• [What you need to do]: Find the word "this" below. Copy each line that has it.

• [Source material]:
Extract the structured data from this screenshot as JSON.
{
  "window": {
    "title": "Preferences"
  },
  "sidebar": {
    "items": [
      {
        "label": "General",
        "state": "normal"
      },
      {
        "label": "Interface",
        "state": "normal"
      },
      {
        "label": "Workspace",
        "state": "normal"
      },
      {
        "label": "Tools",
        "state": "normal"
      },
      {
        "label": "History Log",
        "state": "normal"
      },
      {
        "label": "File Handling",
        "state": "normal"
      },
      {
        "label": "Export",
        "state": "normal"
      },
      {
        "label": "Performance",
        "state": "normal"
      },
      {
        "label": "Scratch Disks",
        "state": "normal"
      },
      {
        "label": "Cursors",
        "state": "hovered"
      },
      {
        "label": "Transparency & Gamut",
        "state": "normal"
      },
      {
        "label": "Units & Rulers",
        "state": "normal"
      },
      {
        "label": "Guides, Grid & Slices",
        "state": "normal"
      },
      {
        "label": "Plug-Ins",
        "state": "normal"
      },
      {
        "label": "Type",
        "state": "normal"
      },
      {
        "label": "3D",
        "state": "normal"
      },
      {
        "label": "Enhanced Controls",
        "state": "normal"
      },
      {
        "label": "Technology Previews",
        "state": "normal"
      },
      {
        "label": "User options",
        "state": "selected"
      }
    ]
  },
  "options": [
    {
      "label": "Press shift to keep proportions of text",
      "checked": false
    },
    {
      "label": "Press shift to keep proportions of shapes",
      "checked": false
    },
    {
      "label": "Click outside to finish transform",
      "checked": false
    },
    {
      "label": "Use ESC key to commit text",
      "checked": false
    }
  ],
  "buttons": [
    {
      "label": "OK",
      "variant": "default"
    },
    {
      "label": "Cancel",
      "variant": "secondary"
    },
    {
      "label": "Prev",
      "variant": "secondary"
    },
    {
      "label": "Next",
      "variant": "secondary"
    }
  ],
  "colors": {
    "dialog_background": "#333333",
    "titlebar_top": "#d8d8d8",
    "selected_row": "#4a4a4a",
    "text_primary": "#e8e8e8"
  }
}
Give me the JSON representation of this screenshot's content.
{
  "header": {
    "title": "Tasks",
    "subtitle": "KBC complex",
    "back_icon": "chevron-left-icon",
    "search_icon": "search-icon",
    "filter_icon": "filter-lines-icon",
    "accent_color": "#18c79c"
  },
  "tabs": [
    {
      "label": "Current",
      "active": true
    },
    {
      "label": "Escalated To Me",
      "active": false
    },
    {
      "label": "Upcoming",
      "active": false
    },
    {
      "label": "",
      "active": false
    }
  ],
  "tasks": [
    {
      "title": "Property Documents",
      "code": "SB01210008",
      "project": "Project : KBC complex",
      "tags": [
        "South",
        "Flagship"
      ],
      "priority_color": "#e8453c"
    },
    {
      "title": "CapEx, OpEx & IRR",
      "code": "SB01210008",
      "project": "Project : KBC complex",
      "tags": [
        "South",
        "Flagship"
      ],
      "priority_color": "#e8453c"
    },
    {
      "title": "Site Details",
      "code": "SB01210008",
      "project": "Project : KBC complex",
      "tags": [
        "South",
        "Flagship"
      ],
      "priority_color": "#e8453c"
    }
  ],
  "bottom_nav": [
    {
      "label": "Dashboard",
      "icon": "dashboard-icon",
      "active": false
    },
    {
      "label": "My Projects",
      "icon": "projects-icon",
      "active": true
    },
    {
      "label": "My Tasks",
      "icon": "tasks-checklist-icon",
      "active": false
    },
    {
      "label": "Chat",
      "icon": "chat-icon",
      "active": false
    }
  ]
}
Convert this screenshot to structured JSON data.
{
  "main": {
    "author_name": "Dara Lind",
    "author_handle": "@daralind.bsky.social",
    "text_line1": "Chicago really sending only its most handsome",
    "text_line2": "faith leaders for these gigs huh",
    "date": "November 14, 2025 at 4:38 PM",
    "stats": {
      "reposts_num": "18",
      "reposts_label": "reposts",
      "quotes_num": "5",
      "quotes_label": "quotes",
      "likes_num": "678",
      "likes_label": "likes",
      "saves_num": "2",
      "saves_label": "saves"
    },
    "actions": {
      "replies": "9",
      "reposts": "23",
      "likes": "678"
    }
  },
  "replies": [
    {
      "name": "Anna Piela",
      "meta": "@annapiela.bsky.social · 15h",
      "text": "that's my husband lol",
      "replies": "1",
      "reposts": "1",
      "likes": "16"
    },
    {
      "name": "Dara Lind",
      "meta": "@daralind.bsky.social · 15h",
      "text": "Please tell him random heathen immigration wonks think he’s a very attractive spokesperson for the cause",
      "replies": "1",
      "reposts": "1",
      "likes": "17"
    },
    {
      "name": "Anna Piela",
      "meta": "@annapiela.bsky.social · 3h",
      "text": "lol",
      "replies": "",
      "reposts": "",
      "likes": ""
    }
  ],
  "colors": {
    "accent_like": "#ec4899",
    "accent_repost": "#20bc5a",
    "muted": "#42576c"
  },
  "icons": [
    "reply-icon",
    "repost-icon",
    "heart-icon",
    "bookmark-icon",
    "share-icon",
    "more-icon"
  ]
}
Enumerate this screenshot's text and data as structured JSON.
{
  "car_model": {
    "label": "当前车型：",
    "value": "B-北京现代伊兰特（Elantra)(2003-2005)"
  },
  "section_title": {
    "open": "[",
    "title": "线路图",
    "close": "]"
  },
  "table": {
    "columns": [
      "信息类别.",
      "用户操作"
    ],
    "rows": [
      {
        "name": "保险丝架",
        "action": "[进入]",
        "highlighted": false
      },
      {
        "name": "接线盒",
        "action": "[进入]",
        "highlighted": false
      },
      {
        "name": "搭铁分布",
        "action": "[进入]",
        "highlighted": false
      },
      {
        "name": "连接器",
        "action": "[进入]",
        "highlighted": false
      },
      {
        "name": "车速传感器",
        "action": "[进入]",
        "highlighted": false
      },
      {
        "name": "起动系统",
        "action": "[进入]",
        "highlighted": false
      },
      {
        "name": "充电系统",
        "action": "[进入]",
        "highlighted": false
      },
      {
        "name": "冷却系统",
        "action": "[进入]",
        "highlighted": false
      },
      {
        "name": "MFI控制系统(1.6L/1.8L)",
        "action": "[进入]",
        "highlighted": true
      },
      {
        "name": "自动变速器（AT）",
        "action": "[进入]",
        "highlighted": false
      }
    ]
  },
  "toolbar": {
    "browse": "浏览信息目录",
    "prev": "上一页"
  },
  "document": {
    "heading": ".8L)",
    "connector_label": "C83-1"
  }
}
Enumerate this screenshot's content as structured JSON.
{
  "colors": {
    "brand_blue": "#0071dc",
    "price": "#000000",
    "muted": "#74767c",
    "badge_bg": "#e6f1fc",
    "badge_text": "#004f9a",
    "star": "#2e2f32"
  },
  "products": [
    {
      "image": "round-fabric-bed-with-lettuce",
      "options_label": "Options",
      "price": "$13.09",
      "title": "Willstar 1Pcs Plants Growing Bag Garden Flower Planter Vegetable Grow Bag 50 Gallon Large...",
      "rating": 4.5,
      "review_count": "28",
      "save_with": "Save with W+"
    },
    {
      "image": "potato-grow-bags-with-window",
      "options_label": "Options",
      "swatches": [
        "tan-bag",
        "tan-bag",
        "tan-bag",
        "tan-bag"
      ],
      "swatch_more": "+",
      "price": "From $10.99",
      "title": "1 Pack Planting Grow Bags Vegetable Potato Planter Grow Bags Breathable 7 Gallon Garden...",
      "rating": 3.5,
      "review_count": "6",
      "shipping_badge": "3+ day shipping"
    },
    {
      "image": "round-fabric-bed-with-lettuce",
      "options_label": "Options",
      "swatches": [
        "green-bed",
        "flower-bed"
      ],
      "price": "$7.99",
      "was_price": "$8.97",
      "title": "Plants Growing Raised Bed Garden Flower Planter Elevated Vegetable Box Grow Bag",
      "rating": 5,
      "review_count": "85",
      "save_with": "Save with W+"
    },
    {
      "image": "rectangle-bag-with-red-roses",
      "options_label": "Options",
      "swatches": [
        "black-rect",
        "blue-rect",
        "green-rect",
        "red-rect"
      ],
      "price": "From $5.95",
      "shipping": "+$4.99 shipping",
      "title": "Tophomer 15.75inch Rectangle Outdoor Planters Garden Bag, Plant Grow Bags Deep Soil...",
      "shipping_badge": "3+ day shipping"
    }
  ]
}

• [Exercise solution]:
Extract the structured data from this screenshot as JSON.
Give me the JSON representation of this screenshot's content.
Convert this screenshot to structured JSON data.
Enumerate this screenshot's text and data as structured JSON.
Enumerate this screenshot's content as structured JSON.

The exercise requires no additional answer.